This is a short and sweet little post featuring four new pairs of joined earrings (also known as “continuous earrings”, “earclaces” and “necklings”- I’ve been making these for 10+ years and have yet to find a way to properly market them for lack of a better name) which are being sold exclusively at Wilbur Vintage on Fabric Row in Philadelphia.  Available in person or on the shop’s Etsy page.

These earrings are surprisingly easy and fun to wear; they’re lighter than they look and give the wearer something to fiddle with, talk about or just enjoy the movement of.

I struggle to find a tag or reference name to go with pieces like this, as bone art is not actually taxidermy.  The term “osteopathicraft” was recently suggested to me but it’s a bit of a mouthful so I’m going to go with “Osteocraft” for now.  If you can com up with something better, please tell me your ideas in the comments!

First up: Rat Skull filigree earrings joined by black silk fringe:

The skull and fringe are both pleasantly lightweight and easy on the lobes.


Next: Pearlized Grey Fox jawbones earrings joined by a double strand of pearl beaded chain.  These are just a tad heavier than the rat skull earrings but completely wearable nonetheless.

I painted a pearlescent paint on the jaw and left a stripe untouched, just for fun:

Thirdly, we have a pair of pearlized grey fox jaw bone earrings with filigree detail  joined by white silk fringe:

Last but not least, Pearlized Grey Fox jaw bone earrings joined by a single strand of pearl beaded chain, with added chain and pearl detail:

Ding-a-ling-a-ling!
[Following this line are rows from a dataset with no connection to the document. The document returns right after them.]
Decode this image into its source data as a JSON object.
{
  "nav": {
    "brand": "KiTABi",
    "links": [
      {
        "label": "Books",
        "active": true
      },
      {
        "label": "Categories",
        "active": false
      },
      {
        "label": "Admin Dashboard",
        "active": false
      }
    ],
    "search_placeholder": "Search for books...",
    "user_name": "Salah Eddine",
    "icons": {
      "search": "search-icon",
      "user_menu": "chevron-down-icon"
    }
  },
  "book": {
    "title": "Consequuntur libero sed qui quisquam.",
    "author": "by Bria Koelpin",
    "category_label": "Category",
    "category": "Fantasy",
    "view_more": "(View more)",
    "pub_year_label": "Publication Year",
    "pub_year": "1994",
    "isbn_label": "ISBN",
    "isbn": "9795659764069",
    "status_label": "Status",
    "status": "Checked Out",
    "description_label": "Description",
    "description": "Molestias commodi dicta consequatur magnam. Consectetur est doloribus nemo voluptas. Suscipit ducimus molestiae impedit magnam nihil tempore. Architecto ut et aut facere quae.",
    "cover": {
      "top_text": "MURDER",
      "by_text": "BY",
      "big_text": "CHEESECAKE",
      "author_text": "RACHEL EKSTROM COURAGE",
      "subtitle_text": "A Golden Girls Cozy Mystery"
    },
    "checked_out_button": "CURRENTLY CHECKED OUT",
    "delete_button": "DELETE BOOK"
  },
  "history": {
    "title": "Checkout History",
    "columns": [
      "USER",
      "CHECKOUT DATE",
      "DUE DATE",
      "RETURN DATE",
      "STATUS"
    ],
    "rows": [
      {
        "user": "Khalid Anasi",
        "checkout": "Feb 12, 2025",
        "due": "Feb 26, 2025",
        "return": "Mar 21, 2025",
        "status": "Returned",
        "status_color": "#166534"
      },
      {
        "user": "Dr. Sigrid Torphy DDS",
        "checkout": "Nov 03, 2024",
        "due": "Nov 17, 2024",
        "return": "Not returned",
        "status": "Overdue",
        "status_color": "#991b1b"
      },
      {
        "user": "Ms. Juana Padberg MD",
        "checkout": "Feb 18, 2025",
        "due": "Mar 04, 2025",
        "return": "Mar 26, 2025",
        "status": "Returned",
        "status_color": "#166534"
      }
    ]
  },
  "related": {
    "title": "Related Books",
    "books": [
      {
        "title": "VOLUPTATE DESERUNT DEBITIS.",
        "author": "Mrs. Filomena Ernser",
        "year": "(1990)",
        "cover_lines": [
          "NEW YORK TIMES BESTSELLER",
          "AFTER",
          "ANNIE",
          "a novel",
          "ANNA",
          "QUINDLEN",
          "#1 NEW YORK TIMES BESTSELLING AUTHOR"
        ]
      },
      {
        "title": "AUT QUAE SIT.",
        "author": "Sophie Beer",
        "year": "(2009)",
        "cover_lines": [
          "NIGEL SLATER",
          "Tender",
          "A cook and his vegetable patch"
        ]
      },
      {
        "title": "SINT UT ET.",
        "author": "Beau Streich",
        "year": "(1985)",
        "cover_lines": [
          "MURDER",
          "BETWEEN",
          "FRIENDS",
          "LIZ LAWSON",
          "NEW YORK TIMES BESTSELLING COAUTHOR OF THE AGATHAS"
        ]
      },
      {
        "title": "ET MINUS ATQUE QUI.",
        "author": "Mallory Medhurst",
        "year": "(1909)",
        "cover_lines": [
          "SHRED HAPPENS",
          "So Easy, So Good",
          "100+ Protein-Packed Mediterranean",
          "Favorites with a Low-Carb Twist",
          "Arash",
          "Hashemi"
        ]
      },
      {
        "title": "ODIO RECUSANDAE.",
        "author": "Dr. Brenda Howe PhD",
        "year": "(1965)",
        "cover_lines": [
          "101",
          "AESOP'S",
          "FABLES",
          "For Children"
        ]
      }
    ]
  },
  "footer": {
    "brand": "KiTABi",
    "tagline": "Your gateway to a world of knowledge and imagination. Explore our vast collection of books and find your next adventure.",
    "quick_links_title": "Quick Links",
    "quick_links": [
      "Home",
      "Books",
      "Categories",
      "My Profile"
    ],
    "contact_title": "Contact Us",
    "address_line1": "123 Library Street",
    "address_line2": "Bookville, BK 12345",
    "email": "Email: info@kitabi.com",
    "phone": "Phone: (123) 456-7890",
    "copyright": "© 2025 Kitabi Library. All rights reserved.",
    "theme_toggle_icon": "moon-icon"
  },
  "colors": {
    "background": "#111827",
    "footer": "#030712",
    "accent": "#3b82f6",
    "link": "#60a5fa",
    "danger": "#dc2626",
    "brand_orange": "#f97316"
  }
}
I am constantly producing these so if you want something you’re not seeing please contact me for a custom order.  Otherwise, get yourself to Wilbur Vintage ASAP and scoop up a pair!